An impressive list of gardening gurus and Australian and international crime writers have been announced for Adelaide’s first Body in the Garden Festival in October.
The festival, to be held in the Adelaide Botanic Gardens from October 25-27, combines two seemingly disparate genres which are both favourites of organisers Rose Wright (former Adelaide Writers’ Week director) and Penelope Curtin.
Among the 22 writers confirmed this week are Australian crime authors Barry Maitland (whose 12 detective novels include The Marx Sisters, All My Enemies and Spider Trap), Shane Maloney (creator of the Murray Whelan series), Michael Rowbotham (psychological thriller writer of titles such as Bleed for Me, Bombproof and the soon-to-be-released Watching You), and “Queen of Australian Crime” Gabrielle Lord (Death by Beauty, Fortress, Whipping Boy).
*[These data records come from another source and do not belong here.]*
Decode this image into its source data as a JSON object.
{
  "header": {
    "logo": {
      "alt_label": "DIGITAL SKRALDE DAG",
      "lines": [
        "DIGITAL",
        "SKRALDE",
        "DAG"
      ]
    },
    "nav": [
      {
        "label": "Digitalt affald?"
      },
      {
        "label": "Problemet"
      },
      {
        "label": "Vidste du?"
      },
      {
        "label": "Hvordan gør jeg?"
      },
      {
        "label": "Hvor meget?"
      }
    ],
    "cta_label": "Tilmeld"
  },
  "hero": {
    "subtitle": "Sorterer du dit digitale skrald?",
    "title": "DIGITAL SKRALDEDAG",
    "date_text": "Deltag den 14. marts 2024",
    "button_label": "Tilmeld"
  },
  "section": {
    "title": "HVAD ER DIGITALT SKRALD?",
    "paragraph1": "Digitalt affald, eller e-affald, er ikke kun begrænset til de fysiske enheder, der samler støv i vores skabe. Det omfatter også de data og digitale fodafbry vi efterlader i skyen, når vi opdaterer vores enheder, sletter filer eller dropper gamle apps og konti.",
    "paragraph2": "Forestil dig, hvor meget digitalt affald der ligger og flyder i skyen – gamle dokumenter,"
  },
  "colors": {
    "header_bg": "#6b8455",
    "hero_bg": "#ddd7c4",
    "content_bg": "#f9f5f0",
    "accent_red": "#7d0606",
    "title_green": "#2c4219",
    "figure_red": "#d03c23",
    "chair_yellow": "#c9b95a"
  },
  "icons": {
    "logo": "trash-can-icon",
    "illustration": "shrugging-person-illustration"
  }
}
An international contingent of detective/thriller authors, including Ann Cleeves, Charles Elliott, Toby Musgrave and Hakan Nesser (left), will be showcased at the festival opening event – titled “Burying the Dead: Compost or a Crime?” – at Elder Hall on October 25.
For those more interested in digging up gardens rather than bodies, the writers’ festival has secured a line-up that includes landscape designers Myles Baldwin and Paul Bangay, garden historians Richard Aitken (Oxford Companion to Australian Gardens) and Trisha Dixon (The Vision of Edna Walling), Damon Young (Philosophy in the Garden) and Angus Stewart (ABC’s Gardening Australia).
Wight and Curtin said the writers they invited to take part were intrigued by the concept and keen to be involved.
“Audiences are sure to discover connections between the worlds of crime and gardening that they weren’t even aware existed,” the pair said in a statement.
The Body in the Garden will feature solo talks, in-conversation sessions and panel discussions, with the full program to be released in September.
Your support will help us continue the important work of InReview in publishing free professional journalism that celebrates, interrogates and amplifies arts and culture in South Australia.Donate Here